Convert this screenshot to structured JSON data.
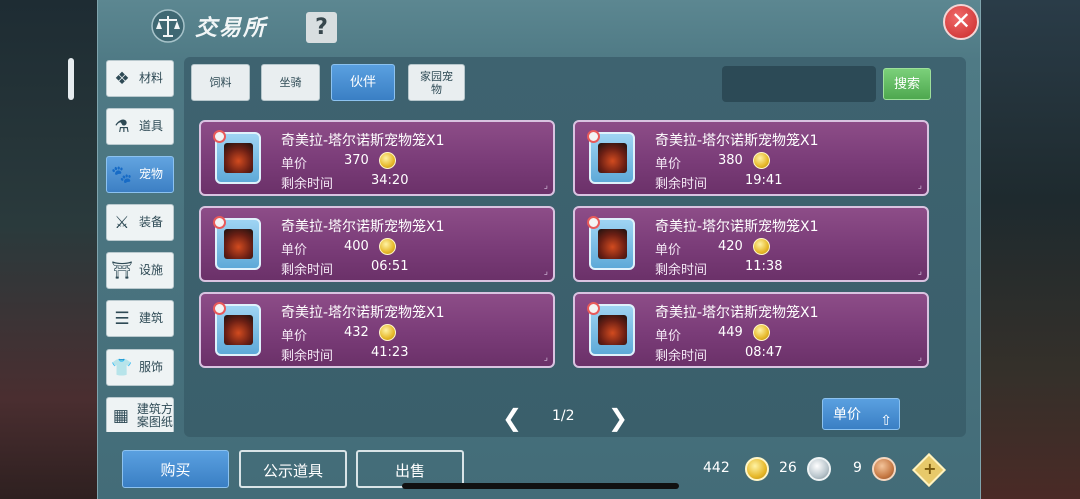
{
  "window": {
    "title": "交易所",
    "help": "?",
    "close": "✕"
  },
  "sidebar": {
    "items": [
      {
        "label": "材料",
        "icon": "materials-icon",
        "glyph": "❖",
        "active": false
      },
      {
        "label": "道具",
        "icon": "potion-icon",
        "glyph": "⚗",
        "active": false
      },
      {
        "label": "宠物",
        "icon": "paw-icon",
        "glyph": "🐾",
        "active": true
      },
      {
        "label": "装备",
        "icon": "equipment-icon",
        "glyph": "⚔",
        "active": false
      },
      {
        "label": "设施",
        "icon": "facility-icon",
        "glyph": "⛩",
        "active": false
      },
      {
        "label": "建筑",
        "icon": "building-icon",
        "glyph": "☰",
        "active": false
      },
      {
        "label": "服饰",
        "icon": "clothing-icon",
        "glyph": "👕",
        "active": false
      },
      {
        "label": "建筑方案图纸",
        "icon": "blueprint-icon",
        "glyph": "▦",
        "active": false
      }
    ]
  },
  "tabs": [
    {
      "label": "饲料",
      "active": false
    },
    {
      "label": "坐骑",
      "active": false
    },
    {
      "label": "伙伴",
      "active": true
    },
    {
      "label": "家园宠物",
      "active": false
    }
  ],
  "search": {
    "placeholder": "",
    "button": "搜索"
  },
  "listing_labels": {
    "price": "单价",
    "time_left": "剩余时间"
  },
  "listings": [
    {
      "name": "奇美拉-塔尔诺斯宠物笼X1",
      "price": "370",
      "time": "34:20"
    },
    {
      "name": "奇美拉-塔尔诺斯宠物笼X1",
      "price": "380",
      "time": "19:41"
    },
    {
      "name": "奇美拉-塔尔诺斯宠物笼X1",
      "price": "400",
      "time": "06:51"
    },
    {
      "name": "奇美拉-塔尔诺斯宠物笼X1",
      "price": "420",
      "time": "11:38"
    },
    {
      "name": "奇美拉-塔尔诺斯宠物笼X1",
      "price": "432",
      "time": "41:23"
    },
    {
      "name": "奇美拉-塔尔诺斯宠物笼X1",
      "price": "449",
      "time": "08:47"
    }
  ],
  "pagination": {
    "page": "1/2",
    "prev": "❮",
    "next": "❯"
  },
  "sort": {
    "label": "单价"
  },
  "bottom": {
    "buy": "购买",
    "public": "公示道具",
    "sell": "出售"
  },
  "currency": {
    "gold": "442",
    "silver": "26",
    "copper": "9",
    "add": "+"
  },
  "colors": {
    "accent": "#3a7fc4",
    "card": "#7a3c78",
    "panel": "#4f7a85"
  }
}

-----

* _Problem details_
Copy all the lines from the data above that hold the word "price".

* _Reply to the exercise_
    "price": "单价",
      "price": "370",
      "price": "380",
      "price": "400",
      "price": "420",
      "price": "432",
      "price": "449",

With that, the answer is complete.